The Boston City Council moved closer last week to creating a law that would promote the growth of tree canopy to protect neighborhoods that are most vulnerable to the negative effects of summer heat.
An ordinance that was filed in January to regulate the removal of trees on public and private property has been in working sessions to determine specifics such as what situations allow for the removal of trees, replacements for removed trees, and the creation of an advisory committee. An updated version was posted in early March, according to City Councilor Ricardo Arroyo, and after a working session on Thursday a new version of the ordinance was close to completion.
“A handful [of cities] have created their own sort of enhanced measures that go beyond the state in terms of the protection of trees, ” said Arroyo, who is a co-sponsor of the ordinance, in a phone interview on Wednesday. “The City of Boston has not done that to date, and so this would be the first tree [ordinance] that we create citywide.”
The ordinance, which is also sponsored by Councilors Liz Breadon and Kendra Lara, comes after Mayor Michelle Wu released the city’s new Urban Forest Plan in September, and announced a new forestry division in December, both of which aim to expand the city’s tree canopy.

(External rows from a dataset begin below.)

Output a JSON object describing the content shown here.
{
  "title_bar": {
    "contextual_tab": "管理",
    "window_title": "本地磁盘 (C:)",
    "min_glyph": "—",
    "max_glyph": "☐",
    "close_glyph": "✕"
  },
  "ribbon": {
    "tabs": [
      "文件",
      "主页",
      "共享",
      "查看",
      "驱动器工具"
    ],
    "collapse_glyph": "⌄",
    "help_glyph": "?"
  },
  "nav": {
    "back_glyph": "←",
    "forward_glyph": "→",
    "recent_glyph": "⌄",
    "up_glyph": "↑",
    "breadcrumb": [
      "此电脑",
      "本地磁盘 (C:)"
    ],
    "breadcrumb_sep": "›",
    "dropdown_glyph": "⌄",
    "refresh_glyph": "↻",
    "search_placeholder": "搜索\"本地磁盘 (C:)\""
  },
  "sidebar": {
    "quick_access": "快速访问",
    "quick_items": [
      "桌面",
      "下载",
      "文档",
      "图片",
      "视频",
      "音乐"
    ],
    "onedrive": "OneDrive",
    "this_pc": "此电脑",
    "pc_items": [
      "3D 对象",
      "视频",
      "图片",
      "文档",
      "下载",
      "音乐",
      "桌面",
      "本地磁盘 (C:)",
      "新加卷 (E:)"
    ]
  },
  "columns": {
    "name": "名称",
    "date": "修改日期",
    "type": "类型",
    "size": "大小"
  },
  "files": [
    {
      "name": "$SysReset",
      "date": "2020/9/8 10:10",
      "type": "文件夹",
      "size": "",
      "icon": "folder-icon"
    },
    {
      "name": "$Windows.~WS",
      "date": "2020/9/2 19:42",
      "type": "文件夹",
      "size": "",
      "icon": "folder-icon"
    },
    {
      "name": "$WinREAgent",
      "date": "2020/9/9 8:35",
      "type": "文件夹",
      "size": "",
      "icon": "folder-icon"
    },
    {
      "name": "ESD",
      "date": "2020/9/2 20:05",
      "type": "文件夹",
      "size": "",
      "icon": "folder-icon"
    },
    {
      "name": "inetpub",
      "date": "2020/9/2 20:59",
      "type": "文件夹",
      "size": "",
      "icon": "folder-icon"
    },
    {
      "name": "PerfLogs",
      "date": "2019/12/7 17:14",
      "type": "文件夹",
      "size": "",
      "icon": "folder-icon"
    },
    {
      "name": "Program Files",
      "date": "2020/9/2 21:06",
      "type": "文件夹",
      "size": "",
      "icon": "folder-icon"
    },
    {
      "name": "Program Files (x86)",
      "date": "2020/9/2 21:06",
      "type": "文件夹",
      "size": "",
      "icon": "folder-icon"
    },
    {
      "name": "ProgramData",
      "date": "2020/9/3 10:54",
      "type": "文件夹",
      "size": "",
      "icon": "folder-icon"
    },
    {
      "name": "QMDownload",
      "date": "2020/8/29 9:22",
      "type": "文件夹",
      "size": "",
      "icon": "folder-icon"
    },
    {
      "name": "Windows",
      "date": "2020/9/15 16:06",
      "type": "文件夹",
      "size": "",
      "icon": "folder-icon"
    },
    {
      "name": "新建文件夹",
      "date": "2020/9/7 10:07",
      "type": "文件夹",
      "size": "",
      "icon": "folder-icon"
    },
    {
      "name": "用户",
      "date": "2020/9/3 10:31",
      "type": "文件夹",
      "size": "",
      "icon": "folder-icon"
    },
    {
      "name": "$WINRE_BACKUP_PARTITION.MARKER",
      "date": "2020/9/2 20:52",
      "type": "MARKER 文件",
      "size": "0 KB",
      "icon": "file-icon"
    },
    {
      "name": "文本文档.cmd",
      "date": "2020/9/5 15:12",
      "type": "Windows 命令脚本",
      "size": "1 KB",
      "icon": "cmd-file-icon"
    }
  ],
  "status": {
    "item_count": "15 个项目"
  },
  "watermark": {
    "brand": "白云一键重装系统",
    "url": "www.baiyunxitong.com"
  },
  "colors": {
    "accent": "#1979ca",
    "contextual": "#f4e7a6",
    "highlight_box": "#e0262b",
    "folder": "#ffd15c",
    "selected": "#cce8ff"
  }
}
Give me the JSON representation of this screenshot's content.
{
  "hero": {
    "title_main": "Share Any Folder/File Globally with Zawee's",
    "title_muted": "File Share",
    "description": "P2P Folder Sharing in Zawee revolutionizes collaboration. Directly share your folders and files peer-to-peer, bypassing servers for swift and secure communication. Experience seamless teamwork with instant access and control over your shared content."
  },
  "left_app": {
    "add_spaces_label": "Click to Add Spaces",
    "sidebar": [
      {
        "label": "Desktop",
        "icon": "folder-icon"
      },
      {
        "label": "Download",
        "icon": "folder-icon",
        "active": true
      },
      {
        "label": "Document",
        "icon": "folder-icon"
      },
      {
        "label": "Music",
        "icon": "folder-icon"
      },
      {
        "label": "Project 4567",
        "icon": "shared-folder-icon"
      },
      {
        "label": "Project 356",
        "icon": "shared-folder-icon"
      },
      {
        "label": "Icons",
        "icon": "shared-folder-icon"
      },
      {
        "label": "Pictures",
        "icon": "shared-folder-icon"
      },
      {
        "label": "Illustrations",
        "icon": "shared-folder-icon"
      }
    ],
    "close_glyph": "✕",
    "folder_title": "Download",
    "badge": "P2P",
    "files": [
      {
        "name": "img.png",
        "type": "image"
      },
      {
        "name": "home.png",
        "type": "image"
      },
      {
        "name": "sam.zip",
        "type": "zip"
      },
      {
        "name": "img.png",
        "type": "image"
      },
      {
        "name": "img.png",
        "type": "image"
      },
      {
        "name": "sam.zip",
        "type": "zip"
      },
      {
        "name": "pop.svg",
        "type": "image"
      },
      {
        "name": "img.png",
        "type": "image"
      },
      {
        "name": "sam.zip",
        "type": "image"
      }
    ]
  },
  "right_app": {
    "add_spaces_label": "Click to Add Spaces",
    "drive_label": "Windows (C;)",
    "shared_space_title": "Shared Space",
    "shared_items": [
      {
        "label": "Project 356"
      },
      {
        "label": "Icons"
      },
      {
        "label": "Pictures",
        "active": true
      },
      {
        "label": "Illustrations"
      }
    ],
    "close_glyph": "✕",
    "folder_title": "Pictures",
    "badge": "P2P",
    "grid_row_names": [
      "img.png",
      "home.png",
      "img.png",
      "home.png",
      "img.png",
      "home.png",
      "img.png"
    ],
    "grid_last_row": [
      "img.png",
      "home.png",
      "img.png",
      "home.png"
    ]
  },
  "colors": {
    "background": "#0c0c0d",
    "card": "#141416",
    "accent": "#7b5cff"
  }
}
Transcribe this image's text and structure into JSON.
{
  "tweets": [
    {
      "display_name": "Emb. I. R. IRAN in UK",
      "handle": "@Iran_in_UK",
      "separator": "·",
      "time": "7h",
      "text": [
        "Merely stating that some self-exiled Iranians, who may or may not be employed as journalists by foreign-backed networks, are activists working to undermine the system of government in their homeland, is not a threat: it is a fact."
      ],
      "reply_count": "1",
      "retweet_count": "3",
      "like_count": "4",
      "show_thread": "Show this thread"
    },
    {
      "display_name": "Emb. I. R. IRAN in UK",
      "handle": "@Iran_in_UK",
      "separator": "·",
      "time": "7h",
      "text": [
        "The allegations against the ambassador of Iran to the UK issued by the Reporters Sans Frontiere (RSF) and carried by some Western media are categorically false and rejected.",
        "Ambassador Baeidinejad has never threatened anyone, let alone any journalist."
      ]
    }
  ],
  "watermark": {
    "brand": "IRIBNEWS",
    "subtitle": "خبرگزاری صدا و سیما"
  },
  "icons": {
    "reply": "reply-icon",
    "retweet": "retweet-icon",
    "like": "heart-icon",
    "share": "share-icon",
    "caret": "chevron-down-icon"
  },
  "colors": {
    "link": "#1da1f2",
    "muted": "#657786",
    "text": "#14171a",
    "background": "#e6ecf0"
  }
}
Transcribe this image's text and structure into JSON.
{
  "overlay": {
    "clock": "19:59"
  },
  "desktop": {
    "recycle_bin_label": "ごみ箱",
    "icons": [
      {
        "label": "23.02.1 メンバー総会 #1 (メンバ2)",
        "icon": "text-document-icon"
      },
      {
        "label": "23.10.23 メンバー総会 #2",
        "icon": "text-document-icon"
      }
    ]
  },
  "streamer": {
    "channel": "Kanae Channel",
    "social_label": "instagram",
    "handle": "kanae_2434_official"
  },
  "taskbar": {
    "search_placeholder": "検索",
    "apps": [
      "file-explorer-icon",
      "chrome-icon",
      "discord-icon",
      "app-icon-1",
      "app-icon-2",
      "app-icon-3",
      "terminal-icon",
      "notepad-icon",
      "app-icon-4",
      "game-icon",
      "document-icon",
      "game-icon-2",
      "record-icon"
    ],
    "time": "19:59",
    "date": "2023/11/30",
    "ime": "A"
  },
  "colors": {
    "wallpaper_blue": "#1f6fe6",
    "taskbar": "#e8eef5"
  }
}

Arroyo said the main purpose behind the ordinance is to improve urban tree canopy for communities that are disproportionately affected by lack of it.
“When we talk about what trees do, how they purify the air, how they deal with toxins, and all those different things, we want to make sure that we’re doing our part,” Arroyo said. “It’s important that moving forward, we have something on paper where Boston ... [is] able to offer canopy, because they have such an impact on the long-term health of the city and its residents.”
Boston’s tree canopy has remained relatively stable at only 27 percent of all city land area from 2014 to 2019, according to a city assessment released in 2020.
In a city report the following year, officials noted that leafier neighborhoods had significantly lower temperatures in the summer than more densely populated areas with fewer trees. These neighborhoods, known as heat islands, were concentrated in lower-income neighborhoods with large populations of marginalized communities.
Neighborhoods such as Roxbury and Chinatown that had 7 percent less tree cover compared to Boston’s citywide median could reach up to 106 degrees during the day, according to the report.
National nonprofit tree conservation group American Forests ranked Boston in 2021 as second, among large cities across the country, in the greatest disparity between the hottest neighborhood and the citywide average, according to a Globe article.
“What we know is that trees make cities more climate-resilient, improve health outcomes, and that they haven’t been equitably distributed,” said Chris David, vice president for data science at American Forests, in the article. “They should be considered as important as any infrastructure, and the federal government should be helping cities pay for them.”
Arroyo said the ordinance will likely be divided into two, with the first ordinance regarding public property to be presented to the City Council by the end of April or in May. Regulations governing the removal of trees on private property will take more discussion, he said, and will be included in the second ordinance, which would likely involve requiring a permit to cut down a tree.
“Everybody agrees that those trees [on private property] need to be protected, but there’s nothing currently that we have on the books that protects them,” Arroyo said. “It’s a new thing for Boston, and it requires ... working out the details on how to make a private tree protection ordinance that is actually enforceable and reasonable to address.”
David Meshoulam, executive director and co-founder of tree advocacy group Speak for the Trees, said he worries that advocates and community members aren’t being included in the process of finalizing the drafted ordinance.
Although he has provided feedback on the ordinance to city councilors and officials, he said, he has not heard back from them.
“I’m right now trying to figure out how we can get our voices included in the process, which has been the most frustrating point,” Meshoulam said.
Meshoulam said it’s important that the ordinance protects the city’s larger and older trees because “we can’t just replace large trees with a bunch of small trees” as it can take decades for a tree to reach maturity.
He and other advocates are also concerned about whether the ordinance will enforce any consequences for cutting down a tree without a permit, he said.
“It’s just going to end up being a slap on the wrist as opposed to something that’s actually going to protect trees,” Meshoulam said. “We don’t want business as usual where developers can pay their way out of this.”
According to the March version of the ordinance, situations that would allow the removal of any tree on public property would include “hardship to a property owner, economic development, facilitating the development of affordable housing, pedestrian access enhancement, transportation improvement, or public project development.”
That version of the ordinance also grants Boston’s tree warden, who is responsible for city trees, to hold hearings for tree removals on public property, review projects, and make recommendations on projects involving the cutting down of trees on public property. It would require a replacement tree to be planted at or near the spot where the removed tree had been, and that it be cared for through watering, fertilizing, and pruning for at least two years.
One of the goals of the new ordinance, Arroyo said, is to increase the number of trees in the city for future generations and ensure that “ultimately we have more trees.”